Stripers will be running thick inside the Navesink and Shrewsbury river systems here. Early morning sessions are prime time to find shallow flats that dip into channels from like 4 to 8 feet of water. By far, the best producer is a white Yo-Zuri Mag darter tossed out and jerked back to the boat or from the shorelines. SP Minnows are also a good option. A bulk of bass will also be staging off the northern section off the Highlands, Asbury Park and Spring Lake areas with poppers, live bunker baits and trolling patterns of shad bars hanging plenty of linesiders. Often overlooked, blackfishing is super hot this time of year, especially inside the Shark River Inlet waters and rockpiles near the coast in 25 to 50 feet of water. The Sandy Hook reef, Shrewsbury Rocks, and Elberon rockpiles will all have tog staging there eager to bite soft clam baits as well as green crabs. The Shark River system will be the epicenter of winter flounder fishing to boot. Boats can be rented for a half day out of Fisherman’s Den in Belmar Marine basin to take out and ply the waters behind the shop off the Tennis Courts, mussel beds and channels that line the area. Prepare with plenty of clam chum blocks, anchor up and get the flundies chewing by using bottom rigs fixed with yellow grubs on size #6 to #8 Chestertown hooks baited with bits of bloodworm, sandworm or clams.

Staying with the theme of winter flounder, the warm winter could bring old flounder haunts back to life this month. Traditionally, the mouth of Oyster Creek in Barnegat Bay, the BB and BI buoy areas, Metedeconk Creek and the Mantoloking Bridge are all hot spots to find packs of flounder stuck to the bottom and feeding with the moving tides. Back to bassing, look to the Barnegat Baywaters close to the Barnegat Inlet to hold plenty of slot size fish from 28 to 38 inches eager to pounce on swimming plugs, rubber baits like shads and Fin-S fish as well as poppers. Bluefish usually come rumbling through the Barnegat Inlet area and if bunker are present in the bay, the blues will stick to them like glue all springtime long, providing for awesome topwater activity on poppers as well as mid range lures like Ava jigs and swimming Bomber plugs with the treble hooks removed and changed out for single Siwash hooks. The Manasquan river system is usually red hot to find blues along the sodbanks on the east side of the train bridge as well as back by Treasure Island. Work the early morning hours that have incoming tides as the blues push in with the ocean water to gobble up bait schools inside the bay. Bass will also be holding along the Manasquan river sodbanks though they tend to feed in the dark right up to sunrise, then shut off until the night falls again. Drift slowly along the edges and cast as close as you can to the banks by pulling the poppers where most times hits will come within 10 feet of the banks. As the month wears on, flounder will push out to the Inlet area and off of Clark’s Landing if you want to split a morning bass and bluefishing, then turn over to targeting flounder.

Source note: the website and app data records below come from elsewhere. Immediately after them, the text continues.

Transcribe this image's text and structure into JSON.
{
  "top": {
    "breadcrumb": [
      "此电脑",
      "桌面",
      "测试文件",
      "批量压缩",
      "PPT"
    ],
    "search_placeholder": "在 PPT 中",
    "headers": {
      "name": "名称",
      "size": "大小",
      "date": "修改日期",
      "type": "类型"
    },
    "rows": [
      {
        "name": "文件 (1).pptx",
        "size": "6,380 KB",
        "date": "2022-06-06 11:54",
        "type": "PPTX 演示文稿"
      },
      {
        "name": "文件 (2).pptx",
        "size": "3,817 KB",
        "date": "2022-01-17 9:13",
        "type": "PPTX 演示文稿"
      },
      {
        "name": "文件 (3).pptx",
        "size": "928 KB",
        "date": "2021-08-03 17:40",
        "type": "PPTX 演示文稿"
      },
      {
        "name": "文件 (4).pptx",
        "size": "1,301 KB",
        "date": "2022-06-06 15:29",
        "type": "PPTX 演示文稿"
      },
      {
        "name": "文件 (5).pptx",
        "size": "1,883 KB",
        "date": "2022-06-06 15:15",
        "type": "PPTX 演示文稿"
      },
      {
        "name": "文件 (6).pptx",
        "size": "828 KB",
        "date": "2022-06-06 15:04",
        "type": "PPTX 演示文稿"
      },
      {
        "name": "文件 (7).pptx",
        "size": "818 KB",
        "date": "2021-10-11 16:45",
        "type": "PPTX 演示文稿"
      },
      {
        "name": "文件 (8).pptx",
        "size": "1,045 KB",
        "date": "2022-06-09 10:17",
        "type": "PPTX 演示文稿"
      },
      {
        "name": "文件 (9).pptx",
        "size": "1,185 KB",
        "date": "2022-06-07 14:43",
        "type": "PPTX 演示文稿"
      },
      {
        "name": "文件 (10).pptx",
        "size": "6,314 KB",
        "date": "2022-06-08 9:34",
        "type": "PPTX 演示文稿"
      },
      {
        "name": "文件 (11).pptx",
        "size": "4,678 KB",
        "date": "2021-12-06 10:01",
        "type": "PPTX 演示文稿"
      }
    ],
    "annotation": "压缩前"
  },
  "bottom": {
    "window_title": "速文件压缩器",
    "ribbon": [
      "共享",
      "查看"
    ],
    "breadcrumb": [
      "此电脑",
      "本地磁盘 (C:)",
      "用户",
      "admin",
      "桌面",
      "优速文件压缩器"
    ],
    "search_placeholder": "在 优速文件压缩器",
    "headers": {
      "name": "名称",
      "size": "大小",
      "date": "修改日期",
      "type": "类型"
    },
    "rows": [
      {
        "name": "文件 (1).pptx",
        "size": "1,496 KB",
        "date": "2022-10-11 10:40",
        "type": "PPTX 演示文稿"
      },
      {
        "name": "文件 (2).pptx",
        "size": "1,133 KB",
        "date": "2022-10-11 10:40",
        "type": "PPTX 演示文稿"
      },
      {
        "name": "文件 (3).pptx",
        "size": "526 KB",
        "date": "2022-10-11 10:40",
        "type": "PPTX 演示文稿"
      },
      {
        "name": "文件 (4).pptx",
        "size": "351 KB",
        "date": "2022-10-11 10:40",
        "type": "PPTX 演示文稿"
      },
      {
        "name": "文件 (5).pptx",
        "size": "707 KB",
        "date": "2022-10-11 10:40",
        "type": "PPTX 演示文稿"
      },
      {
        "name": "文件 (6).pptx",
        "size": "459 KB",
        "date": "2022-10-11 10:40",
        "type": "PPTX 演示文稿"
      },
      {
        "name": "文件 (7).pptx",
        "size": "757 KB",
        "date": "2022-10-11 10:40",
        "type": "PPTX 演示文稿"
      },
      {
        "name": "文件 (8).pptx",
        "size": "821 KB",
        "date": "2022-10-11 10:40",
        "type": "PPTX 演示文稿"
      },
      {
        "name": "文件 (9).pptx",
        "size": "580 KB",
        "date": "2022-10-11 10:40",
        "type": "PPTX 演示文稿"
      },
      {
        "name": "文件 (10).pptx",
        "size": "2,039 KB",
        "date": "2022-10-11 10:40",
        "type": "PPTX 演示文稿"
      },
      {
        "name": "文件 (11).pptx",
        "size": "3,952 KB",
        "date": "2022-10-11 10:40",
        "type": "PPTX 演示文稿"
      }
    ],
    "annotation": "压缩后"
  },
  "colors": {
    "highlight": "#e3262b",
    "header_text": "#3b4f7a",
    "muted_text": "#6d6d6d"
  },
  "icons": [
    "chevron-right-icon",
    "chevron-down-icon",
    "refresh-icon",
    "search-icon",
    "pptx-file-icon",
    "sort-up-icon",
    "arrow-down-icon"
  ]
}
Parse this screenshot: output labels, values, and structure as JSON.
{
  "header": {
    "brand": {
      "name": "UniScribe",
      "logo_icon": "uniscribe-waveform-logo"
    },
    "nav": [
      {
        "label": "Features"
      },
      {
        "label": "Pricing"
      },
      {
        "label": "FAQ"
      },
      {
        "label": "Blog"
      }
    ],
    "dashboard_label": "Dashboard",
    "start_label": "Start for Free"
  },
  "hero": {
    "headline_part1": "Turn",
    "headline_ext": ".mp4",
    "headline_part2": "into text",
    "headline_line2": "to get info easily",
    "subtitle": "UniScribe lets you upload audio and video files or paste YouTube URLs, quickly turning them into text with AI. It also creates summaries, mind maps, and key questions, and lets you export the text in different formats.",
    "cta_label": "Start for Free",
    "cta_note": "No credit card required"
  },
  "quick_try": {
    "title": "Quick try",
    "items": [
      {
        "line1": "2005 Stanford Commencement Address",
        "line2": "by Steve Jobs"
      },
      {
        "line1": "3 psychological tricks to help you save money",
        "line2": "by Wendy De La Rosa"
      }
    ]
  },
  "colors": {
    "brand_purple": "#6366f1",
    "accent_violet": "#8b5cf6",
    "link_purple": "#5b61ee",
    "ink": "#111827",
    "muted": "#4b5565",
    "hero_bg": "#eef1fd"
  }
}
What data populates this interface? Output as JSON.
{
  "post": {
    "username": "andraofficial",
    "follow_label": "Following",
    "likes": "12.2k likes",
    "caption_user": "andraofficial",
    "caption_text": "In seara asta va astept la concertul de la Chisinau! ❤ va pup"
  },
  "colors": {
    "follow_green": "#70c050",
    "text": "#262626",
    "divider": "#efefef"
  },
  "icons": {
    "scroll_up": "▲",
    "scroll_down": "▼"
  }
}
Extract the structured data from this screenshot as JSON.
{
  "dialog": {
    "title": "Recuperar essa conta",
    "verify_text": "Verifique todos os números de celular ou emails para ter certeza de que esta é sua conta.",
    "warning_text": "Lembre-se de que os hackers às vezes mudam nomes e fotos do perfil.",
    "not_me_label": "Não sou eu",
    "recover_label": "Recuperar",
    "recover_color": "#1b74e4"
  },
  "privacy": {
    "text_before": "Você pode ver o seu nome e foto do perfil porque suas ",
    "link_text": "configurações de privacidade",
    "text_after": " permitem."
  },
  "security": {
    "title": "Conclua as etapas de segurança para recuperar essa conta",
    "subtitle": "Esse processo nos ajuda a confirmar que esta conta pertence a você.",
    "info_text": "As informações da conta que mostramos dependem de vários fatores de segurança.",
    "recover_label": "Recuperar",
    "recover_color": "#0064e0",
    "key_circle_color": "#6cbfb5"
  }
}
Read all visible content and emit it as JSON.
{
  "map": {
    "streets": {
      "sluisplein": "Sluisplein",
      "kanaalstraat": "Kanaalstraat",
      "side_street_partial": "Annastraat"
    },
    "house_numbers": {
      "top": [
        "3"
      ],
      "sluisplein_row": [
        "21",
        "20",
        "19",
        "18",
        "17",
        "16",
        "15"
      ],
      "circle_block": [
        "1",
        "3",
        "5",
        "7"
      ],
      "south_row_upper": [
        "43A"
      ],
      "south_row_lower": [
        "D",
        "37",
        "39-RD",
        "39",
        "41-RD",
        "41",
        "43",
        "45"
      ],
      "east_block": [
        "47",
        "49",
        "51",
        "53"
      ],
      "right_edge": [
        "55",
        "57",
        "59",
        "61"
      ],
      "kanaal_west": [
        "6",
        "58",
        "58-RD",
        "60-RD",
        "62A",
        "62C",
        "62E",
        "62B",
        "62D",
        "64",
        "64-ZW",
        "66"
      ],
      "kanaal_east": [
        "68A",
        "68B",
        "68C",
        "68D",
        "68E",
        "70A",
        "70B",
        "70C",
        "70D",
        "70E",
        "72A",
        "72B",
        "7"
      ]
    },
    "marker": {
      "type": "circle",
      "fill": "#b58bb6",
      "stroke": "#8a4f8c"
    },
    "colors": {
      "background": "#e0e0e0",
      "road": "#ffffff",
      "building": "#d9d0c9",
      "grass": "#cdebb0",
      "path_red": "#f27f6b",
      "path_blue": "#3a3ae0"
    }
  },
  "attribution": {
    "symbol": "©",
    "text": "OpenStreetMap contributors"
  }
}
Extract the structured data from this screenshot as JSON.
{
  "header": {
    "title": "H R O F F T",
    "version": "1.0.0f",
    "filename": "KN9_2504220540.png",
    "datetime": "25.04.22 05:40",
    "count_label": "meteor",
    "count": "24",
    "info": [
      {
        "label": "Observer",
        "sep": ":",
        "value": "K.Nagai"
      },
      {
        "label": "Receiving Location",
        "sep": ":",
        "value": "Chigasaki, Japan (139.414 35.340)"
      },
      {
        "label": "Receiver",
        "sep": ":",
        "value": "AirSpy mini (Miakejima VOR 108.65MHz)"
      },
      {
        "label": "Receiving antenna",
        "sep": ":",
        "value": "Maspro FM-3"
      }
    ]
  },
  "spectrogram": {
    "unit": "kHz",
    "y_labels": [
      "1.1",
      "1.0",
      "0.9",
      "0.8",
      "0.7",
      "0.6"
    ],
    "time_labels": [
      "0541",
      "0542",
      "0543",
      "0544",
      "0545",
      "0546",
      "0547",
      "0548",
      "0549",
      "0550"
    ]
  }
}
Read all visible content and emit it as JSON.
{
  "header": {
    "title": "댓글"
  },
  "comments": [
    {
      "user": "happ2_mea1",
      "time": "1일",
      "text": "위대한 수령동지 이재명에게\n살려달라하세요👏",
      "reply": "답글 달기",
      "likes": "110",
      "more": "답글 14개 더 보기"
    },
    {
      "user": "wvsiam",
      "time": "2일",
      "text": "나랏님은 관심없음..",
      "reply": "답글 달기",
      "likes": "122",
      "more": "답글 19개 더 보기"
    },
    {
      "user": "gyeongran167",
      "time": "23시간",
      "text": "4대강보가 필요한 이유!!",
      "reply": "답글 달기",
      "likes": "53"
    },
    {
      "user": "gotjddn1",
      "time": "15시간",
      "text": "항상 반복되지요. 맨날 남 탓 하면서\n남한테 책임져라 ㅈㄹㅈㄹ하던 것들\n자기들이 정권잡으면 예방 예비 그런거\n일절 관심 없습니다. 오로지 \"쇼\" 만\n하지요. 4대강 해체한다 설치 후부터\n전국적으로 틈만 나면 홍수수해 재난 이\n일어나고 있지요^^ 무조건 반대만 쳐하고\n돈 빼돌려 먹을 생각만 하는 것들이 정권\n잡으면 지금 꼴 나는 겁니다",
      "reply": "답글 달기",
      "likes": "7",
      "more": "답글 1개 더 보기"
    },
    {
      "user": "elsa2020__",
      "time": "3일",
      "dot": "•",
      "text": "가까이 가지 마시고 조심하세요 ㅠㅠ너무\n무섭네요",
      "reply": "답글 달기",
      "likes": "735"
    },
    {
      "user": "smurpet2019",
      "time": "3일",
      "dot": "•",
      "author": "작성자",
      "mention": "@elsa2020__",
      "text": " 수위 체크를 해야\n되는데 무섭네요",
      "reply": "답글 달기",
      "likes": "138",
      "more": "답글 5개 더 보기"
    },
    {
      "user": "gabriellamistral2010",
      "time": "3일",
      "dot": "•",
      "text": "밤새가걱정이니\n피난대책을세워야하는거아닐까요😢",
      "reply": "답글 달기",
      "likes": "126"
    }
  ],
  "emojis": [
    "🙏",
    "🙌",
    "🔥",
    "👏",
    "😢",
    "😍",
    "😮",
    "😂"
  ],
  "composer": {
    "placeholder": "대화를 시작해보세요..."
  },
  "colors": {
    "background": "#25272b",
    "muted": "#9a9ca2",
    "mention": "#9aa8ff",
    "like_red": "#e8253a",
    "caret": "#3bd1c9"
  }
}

Once again, there’s more than a puncher’s chance that bluefin tuna will be well within an easy morning trip range to target at spots like the Mud Hole, Humpty Dumpty, Shark River reef and Barnegat ridge areas, but they may be spread out all the way to the Chicken Canyon and Texas Tower. It all depends how far they choose to push in and where the predominant bait schools are hanging in. Pack up with Shimano Benthos jigs 110 to 150 g, Stingo jigs, Savage Gear metals and the like to drop down and rip back to the surface. Look for feeding whale pods as they corral bunker, sand eels, herring and mackerel schools. The tuna will be on the outskirts of the whales picking apart the remnants of the baits the whales injure. Of course, mind the whale pods and don’t get too close. By month’s end, there’s a possibility the first yellowfin tuna could also be pushed in on spinning warmwater eddies as last year they moved in to as close as 20 to 40 miles with the bluefin schools. Keep your network of captains and intel close as once word gets out, the corresponding fleet of boats running and gunning with make the tuna a bit wary to bite. Get on it early!
April is a month full of realized promises. From tog to flounder, to bass, blues and tuna, all hands are on deck for a month of action!